> _Requirement_
In the entries below, count each line holding the word "Digital". Answer with the total alone.

> _Data shown_
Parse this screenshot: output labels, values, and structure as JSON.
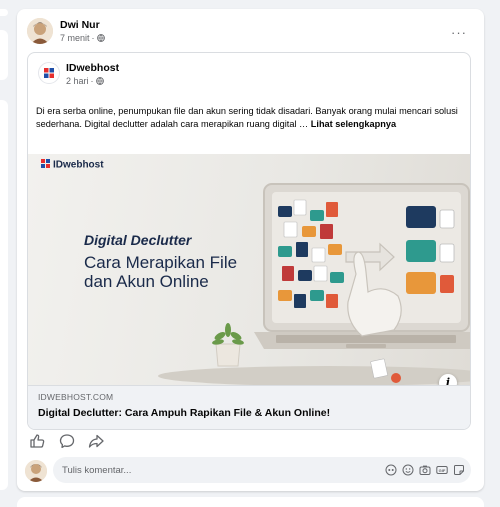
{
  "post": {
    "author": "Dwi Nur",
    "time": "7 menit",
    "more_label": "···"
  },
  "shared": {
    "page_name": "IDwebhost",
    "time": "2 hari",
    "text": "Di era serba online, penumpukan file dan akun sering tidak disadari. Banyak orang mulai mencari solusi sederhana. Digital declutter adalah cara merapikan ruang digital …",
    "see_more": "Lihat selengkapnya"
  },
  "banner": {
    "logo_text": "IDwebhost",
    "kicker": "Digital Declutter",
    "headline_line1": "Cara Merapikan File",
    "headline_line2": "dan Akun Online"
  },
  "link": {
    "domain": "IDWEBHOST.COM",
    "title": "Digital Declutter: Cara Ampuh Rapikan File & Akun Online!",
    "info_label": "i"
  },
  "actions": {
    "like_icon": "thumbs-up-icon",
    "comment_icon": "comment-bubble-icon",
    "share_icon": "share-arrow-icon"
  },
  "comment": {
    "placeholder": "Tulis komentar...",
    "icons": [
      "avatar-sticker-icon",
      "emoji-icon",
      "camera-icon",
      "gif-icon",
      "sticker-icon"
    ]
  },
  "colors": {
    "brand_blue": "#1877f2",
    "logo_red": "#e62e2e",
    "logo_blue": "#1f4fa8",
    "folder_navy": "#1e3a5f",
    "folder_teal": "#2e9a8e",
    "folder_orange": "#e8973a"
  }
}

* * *

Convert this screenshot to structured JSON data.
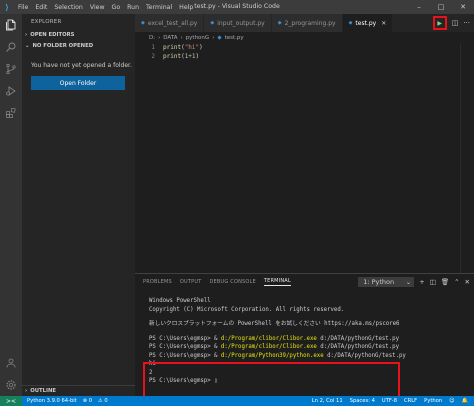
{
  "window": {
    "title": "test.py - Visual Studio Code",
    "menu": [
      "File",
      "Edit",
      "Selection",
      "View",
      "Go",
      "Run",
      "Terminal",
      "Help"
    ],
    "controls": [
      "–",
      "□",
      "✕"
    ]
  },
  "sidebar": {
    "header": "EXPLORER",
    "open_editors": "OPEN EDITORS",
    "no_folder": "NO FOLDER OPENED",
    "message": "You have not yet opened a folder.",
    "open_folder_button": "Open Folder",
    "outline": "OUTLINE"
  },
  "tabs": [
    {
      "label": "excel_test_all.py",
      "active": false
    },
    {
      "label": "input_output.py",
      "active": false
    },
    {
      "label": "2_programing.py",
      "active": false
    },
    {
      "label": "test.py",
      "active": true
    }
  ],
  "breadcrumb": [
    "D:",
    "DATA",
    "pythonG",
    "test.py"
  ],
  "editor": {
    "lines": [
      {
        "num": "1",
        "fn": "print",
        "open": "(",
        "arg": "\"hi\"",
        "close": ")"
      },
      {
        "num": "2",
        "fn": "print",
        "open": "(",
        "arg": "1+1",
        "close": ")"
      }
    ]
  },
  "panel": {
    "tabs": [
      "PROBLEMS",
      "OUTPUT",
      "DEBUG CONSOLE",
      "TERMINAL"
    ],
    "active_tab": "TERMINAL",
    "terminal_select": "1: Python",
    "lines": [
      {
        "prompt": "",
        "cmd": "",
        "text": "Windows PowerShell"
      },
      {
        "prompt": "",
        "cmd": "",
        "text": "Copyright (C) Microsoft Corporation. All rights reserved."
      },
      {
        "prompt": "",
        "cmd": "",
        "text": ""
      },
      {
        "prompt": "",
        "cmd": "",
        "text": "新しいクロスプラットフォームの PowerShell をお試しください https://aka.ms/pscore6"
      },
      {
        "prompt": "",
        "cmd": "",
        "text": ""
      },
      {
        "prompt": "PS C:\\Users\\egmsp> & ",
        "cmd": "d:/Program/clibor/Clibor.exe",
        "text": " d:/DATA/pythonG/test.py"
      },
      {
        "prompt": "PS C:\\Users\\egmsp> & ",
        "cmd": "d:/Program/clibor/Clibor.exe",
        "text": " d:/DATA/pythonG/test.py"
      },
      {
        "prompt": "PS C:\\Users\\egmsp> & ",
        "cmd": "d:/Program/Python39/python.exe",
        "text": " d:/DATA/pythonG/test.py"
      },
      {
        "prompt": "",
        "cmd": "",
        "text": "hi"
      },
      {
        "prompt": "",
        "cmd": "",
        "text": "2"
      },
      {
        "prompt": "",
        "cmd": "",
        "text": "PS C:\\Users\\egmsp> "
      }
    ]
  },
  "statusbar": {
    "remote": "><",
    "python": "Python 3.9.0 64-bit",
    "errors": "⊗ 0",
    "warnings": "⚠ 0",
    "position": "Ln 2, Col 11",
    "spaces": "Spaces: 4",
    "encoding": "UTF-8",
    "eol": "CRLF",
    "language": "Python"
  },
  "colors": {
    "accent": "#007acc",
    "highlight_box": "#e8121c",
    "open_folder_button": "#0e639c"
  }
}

> _Exercise result_
3